Why, What and How

A particularly effective way of deriving principles from drivers, goals, and higher level principles is to use the relationship triple of (why, what, how). In this context, why, what, and how are relative roles or relationships, unlike the six interrogatives of the Zachman Framework, where they are absolutes.

When dealing with principles, the what to a why, or the how to a what, are often referred to as implications. It is important to understand that implication here is used in the sense of a predicate, what must be the case for something to be true, rather than as a consequence, what will happen if something is true. Similarly, the why of a what, or the what of a how, are often referred to as rationales.

The only case where an implication has the meaning of a consequence is in the relationship between drivers and goals. Drivers are givens that you can only react to; they are not something you choose, you can’t make them be the case, as they are already the case.

Successively applying these roles makes it possible to derive a series of principles rooted in enterprise-level goals and drivers that provides a continuous chain of motivation and justification down to the level of implementation artifacts, without requiring any leaps of faith along the way.

Architectural Principles and Governance

Given such a continuous chain of motivation and justification connecting decisions at the level of solution implementation to the level of enterprise strategy, it becomes possible to ensure that these decisions are made correctly and that this can be demonstrated to be so. This is an extremely powerful capability that is difficult to achieve by focusing on models as the basis for architecture at the enterprise and solution levels.

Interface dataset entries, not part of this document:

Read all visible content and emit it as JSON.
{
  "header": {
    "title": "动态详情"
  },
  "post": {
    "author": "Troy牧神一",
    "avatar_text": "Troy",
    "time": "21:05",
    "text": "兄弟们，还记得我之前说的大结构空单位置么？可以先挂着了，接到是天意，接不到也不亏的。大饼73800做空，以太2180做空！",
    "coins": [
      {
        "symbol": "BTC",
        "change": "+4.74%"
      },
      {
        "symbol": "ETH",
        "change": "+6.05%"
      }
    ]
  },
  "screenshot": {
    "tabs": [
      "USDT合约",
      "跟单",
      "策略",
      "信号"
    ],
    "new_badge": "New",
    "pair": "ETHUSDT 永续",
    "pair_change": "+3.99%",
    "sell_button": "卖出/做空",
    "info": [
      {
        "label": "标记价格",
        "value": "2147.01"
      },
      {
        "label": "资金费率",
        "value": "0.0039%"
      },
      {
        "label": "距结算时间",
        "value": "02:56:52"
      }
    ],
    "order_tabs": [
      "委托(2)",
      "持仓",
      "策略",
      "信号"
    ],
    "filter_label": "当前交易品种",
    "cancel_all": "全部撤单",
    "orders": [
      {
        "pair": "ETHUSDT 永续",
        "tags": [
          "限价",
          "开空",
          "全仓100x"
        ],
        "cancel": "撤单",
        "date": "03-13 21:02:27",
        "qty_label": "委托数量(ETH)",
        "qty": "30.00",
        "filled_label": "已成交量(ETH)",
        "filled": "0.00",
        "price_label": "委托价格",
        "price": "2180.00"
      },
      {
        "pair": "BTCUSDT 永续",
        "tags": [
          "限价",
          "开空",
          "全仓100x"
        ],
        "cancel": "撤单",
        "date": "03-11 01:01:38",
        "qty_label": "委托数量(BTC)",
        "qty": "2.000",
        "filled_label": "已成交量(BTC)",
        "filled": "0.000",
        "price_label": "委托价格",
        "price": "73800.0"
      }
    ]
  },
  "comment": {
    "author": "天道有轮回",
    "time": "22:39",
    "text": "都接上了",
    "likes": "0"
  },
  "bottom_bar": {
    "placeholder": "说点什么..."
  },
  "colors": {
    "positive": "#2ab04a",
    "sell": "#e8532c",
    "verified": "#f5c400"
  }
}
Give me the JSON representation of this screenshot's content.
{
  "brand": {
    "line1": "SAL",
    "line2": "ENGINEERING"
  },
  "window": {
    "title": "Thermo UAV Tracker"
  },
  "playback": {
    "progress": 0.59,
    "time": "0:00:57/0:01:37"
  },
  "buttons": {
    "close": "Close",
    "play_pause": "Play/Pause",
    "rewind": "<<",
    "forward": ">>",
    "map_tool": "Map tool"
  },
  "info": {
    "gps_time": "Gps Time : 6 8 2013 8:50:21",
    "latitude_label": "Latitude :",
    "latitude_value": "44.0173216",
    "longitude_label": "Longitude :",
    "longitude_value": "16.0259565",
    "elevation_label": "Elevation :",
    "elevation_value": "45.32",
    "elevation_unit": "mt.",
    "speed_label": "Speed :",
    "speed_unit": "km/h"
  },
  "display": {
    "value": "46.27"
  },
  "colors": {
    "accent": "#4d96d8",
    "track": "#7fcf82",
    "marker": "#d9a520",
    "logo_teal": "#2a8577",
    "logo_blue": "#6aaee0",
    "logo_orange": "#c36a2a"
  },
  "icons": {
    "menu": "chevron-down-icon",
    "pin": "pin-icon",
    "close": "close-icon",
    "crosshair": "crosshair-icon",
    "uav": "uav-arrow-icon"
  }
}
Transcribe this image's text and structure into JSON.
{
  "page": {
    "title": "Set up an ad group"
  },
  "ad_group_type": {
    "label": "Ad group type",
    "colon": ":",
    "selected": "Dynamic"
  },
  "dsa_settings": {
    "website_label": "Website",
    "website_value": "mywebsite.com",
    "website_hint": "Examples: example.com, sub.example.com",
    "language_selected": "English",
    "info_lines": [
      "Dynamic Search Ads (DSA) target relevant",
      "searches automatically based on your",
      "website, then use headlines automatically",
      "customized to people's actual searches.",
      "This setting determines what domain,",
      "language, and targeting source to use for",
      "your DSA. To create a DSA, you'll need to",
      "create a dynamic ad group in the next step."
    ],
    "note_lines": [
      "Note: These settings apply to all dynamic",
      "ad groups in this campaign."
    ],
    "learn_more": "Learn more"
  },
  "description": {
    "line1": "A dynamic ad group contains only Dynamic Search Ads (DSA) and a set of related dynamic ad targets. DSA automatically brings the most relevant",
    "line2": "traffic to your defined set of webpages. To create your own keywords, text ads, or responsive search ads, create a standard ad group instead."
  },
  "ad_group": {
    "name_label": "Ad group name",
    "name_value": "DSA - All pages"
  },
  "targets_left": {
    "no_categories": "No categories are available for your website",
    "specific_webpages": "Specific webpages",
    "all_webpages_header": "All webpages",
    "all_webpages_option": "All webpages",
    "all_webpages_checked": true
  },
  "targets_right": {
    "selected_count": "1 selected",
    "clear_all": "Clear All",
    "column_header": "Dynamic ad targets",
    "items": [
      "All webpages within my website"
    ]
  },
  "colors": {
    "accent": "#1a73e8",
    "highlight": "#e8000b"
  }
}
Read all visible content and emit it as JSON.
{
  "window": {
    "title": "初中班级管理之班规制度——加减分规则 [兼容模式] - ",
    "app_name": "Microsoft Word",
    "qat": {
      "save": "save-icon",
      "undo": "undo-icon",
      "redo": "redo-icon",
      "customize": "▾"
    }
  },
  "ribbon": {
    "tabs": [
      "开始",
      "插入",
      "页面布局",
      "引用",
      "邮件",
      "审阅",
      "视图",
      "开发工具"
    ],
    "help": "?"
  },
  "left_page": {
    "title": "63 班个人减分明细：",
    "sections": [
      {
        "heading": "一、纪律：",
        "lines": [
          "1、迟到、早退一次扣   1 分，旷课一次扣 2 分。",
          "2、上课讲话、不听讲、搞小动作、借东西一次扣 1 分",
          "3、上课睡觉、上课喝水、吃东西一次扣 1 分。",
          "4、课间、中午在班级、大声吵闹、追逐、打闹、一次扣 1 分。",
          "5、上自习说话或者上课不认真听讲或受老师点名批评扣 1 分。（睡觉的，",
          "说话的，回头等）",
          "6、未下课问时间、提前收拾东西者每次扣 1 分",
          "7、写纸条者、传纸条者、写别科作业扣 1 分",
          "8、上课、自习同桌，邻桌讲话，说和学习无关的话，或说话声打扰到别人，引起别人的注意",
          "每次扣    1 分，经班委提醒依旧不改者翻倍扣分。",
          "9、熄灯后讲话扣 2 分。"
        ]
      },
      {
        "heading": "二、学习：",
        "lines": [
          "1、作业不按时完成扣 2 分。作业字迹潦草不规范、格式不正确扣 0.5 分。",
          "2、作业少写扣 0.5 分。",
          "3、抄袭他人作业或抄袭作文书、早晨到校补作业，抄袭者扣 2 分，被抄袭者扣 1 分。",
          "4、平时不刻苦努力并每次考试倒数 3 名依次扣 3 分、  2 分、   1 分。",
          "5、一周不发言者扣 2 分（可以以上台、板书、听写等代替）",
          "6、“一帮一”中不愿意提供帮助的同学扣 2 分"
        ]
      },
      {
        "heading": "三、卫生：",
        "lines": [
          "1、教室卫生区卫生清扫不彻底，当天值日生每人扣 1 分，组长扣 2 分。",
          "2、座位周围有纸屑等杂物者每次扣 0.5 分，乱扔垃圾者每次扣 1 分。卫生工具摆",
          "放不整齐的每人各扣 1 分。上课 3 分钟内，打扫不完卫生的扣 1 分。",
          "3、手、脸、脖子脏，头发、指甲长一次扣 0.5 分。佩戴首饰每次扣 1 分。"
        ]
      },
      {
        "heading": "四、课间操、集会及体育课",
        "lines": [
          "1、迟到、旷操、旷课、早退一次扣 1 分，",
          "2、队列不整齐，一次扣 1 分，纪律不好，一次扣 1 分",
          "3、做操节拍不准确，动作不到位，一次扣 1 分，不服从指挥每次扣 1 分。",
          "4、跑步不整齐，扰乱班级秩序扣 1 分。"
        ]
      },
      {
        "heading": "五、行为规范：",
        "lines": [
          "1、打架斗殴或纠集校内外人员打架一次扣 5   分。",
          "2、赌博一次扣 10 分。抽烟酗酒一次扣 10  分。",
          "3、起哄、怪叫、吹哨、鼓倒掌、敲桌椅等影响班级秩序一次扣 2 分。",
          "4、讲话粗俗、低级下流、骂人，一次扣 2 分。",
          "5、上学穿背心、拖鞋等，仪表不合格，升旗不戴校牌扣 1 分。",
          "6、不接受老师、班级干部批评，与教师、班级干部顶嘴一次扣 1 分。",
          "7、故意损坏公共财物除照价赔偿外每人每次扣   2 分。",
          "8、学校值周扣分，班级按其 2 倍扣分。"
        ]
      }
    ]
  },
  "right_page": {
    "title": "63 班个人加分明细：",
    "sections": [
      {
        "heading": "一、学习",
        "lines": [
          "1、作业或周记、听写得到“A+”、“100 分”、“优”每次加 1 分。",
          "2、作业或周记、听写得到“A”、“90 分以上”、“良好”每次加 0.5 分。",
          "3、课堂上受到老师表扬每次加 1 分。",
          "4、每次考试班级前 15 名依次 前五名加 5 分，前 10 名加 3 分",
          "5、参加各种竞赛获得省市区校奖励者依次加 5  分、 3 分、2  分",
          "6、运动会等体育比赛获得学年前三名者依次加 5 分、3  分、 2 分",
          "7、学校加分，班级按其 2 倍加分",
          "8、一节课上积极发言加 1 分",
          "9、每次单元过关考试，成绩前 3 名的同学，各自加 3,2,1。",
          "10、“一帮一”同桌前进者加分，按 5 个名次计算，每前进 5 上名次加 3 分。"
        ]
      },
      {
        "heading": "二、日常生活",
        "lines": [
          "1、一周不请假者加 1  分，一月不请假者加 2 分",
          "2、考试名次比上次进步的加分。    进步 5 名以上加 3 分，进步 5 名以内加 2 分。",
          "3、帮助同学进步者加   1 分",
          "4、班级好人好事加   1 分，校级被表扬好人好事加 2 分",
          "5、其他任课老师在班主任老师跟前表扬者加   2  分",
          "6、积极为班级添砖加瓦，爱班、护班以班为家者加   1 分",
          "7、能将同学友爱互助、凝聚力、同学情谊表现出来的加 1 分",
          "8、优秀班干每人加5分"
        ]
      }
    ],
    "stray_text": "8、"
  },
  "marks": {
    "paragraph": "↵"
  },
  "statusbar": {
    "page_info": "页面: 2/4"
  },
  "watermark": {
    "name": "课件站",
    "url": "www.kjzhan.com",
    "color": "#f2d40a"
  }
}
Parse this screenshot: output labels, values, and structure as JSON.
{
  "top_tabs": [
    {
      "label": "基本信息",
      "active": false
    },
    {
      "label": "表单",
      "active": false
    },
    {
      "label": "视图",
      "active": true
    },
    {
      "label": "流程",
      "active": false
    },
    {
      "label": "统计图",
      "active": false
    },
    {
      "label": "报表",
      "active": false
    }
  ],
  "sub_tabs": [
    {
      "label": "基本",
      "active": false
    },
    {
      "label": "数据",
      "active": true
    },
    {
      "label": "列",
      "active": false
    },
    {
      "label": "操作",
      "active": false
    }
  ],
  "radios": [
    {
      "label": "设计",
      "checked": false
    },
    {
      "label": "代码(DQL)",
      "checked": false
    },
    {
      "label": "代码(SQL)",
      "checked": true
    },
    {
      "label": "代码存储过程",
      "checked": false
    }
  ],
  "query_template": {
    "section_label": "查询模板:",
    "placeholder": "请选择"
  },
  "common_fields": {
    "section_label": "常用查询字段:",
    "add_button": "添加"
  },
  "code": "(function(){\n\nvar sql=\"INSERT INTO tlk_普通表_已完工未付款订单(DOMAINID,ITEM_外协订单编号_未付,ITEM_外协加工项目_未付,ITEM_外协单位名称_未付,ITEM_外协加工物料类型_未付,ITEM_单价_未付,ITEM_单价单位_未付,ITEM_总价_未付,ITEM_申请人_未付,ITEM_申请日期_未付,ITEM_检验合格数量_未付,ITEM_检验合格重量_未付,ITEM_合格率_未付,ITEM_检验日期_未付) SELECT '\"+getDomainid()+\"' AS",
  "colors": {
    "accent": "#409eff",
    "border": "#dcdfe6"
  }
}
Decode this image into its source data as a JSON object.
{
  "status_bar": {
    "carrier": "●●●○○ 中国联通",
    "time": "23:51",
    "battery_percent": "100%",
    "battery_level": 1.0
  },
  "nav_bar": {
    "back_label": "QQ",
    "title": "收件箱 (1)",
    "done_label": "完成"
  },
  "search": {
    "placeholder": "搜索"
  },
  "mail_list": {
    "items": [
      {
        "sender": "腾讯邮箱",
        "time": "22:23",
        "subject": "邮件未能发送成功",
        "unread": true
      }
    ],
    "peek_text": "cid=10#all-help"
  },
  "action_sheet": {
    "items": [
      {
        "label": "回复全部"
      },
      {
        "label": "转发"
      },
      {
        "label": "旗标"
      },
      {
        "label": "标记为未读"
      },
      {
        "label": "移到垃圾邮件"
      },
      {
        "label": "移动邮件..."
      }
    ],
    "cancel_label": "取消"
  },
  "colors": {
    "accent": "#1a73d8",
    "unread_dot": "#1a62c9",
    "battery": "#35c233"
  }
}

by Len Fehskens, who is responsible for all activities relating to enterprise architecture at The Open Group, including AOGEA, TOGAF, and the Architecture Forum.